By Liza Tangney, L.Ac.

Acupuncture, an ancient healing practice that originated in China over 2,500 years ago, has gained widespread popularity in recent years for its potential to alleviate various ailments, from chronic pain to anxiety. While some view it as a holistic or alternative therapy, there’s a growing body of scientific evidence supporting its efficacy.

To truly understand how acupuncture works, we need to delve into the fascinating realm of cellular biology.

Balancing the Qi: The Foundation of Acupuncture

At the heart of acupuncture lies the concept of Qi (pronounced “chee”), often described as the body’s vital energy or life force, or from a biological point of view the motive force of a cell or system pathways. According to traditional Chinese medicine (TCM), when Qi flows harmoniously through the body’s meridians, health prevails. When this energy becomes blocked or imbalanced, illness and discomfort can arise.

Needling into Cellular Communication

The insertion of thin, sterile needles into specific acupuncture points is the hallmark of this therapy. These points are strategically placed along the body’s meridians to unblock Qi and restore balance. But how does this ancient practice impact our cellular biology?

1. Nervous System Modulation: Acupuncture stimulates the nervous system, sending signals to the brain to release neurotransmitters like endorphins, serotonin, and dopamine. These chemicals play key roles in pain regulation, mood enhancement, and overall well-being.

2. Blood Flow Enhancement: The insertion of acupuncture needles can promote vasodilation, the widening of blood vessels, leading to increased blood circulation. This enhanced circulation carries oxygen and nutrients to cells while removing waste products more efficiently.

3.  Inflammatory Response: Acupuncture has been found to modulate the immune response by reducing inflammation markers in the body. This effect is particularly beneficial for individuals with autoimmune disorders or chronic inflammatory conditions.

4. Connective Tissue Stimulation: Acupuncture needles can trigger the release of adenosine, a naturally occurring compound that supports tissue repair and regeneration. This is especially valuable in the treatment of musculoskeletal injuries.

5. Pain Gate Control: The stimulation of specific acupuncture points activates the gate control theory of pain. This theory suggests that the sensation of pain can be inhibited or modified by stimulating non-painful sensory nerves. As a result, acupuncture may alleviate pain by blocking pain signals to the brain.

6. Stress Reduction: By regulating the autonomic nervous system, acupuncture can reduce stress and promote relaxation. This has profound effects on cellular health, as chronic stress is known to contribute to various health problems.

A Multifaceted Approach to Wellness

In conclusion, acupuncture’s efficacy is rooted in its ability to influence cellular processes and promote balance throughout the body.

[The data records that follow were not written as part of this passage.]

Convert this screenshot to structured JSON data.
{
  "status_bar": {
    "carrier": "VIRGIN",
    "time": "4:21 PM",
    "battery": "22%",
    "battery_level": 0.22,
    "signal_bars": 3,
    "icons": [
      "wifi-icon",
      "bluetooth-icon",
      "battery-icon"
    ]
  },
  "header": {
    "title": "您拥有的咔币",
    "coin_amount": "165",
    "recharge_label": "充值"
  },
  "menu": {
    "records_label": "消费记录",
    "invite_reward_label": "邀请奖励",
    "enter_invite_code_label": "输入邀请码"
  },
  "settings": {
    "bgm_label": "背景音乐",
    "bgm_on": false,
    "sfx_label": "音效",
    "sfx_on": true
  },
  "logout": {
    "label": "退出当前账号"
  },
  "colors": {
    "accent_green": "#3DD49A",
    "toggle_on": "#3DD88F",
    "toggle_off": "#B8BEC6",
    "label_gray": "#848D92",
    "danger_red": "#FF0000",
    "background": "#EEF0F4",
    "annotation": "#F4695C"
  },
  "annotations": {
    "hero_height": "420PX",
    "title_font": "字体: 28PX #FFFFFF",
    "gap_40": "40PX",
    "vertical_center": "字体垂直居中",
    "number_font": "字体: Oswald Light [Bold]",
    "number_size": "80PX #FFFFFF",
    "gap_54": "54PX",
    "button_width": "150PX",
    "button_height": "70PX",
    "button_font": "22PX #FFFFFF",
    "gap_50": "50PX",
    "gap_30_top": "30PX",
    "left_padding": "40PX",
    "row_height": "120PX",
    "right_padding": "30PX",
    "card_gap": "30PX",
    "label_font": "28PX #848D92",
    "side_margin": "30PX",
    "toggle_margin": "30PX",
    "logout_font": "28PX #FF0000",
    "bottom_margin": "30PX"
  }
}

By stimulating the nervous system, enhancing blood flow, and modulating immune responses, acupuncture provides a multifaceted approach to wellness.

Diagram of central nervous system

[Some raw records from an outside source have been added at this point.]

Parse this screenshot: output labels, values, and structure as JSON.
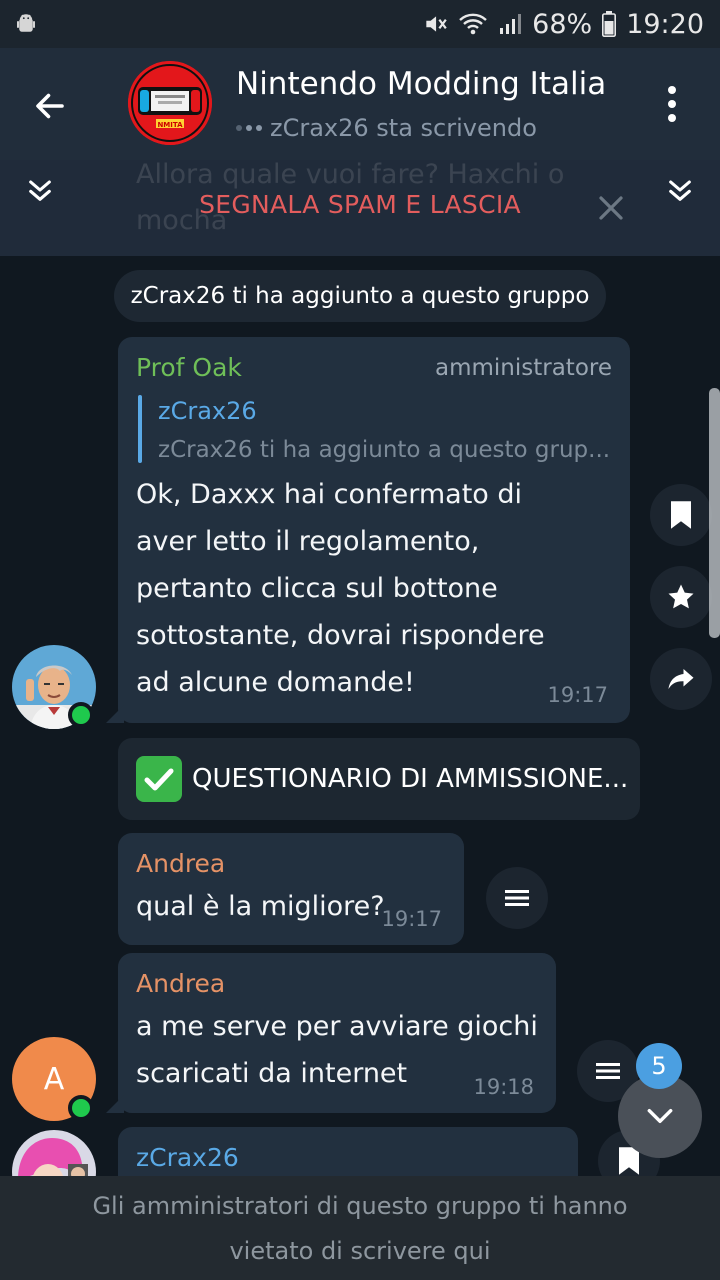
{
  "status_bar": {
    "battery": "68%",
    "time": "19:20",
    "icons": [
      "android-icon",
      "mute-icon",
      "wifi-icon",
      "signal-icon",
      "battery-icon"
    ]
  },
  "header": {
    "title": "Nintendo Modding Italia",
    "subtitle": "zCrax26 sta scrivendo",
    "icons": [
      "back-arrow-icon",
      "group-avatar",
      "more-vertical-icon"
    ]
  },
  "spam_banner": {
    "label": "SEGNALA SPAM E LASCIA",
    "ghost_text": "Allora quale vuoi fare? Haxchi o mocha"
  },
  "messages": {
    "system": "zCrax26 ti ha aggiunto a questo gruppo",
    "m1": {
      "sender": "Prof Oak",
      "badge": "amministratore",
      "reply_name": "zCrax26",
      "reply_text": "zCrax26 ti ha aggiunto a questo grup...",
      "lines": [
        "Ok, Daxxx hai confermato di",
        "aver letto il regolamento,",
        "pertanto clicca sul bottone",
        "sottostante, dovrai rispondere",
        "ad alcune domande!"
      ],
      "time": "19:17"
    },
    "inline_button": "QUESTIONARIO DI AMMISSIONE...",
    "m2": {
      "sender": "Andrea",
      "text": "qual è la migliore?",
      "time": "19:17"
    },
    "m3": {
      "sender": "Andrea",
      "lines": [
        "a me serve per avviare giochi",
        "scaricati da internet"
      ],
      "time": "19:18"
    },
    "m4": {
      "sender": "zCrax26"
    },
    "avatar_letter": "A"
  },
  "unread_badge": "5",
  "bottom_bar": {
    "lines": [
      "Gli amministratori di questo gruppo ti hanno",
      "vietato di scrivere qui"
    ]
  },
  "colors": {
    "background": "#101820",
    "header": "#212d3b",
    "bubble": "#22303f",
    "spam_red": "#e35d5d",
    "prof_oak_green": "#6fbf58",
    "andrea_orange": "#e59266",
    "zcrax_blue": "#5aa9e6",
    "online_green": "#1fc94d",
    "badge_blue": "#4b9fe1"
  }
}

While acupuncture is not a panacea and may not work the same way for everyone, its integration into conventional healthcare is steadily increasing as more research uncovers its benefits. It’s essential to consult a qualified acupuncturist and, when appropriate, incorporate acupuncture into a comprehensive healthcare plan that considers individual needs and preferences.

As science continues to unveil the mysteries of acupuncture on a cellular level, this ancient practice is finding its place in modern medicine, offering a holistic approach to health and well-being. Whether you seek relief from pain, stress reduction, or support for chronic conditions, acupuncture’s cellular magic may hold the key to unlocking your body’s innate healing potential.

For more in-depth information, please visit EvidenceBasedAcupuncture.org.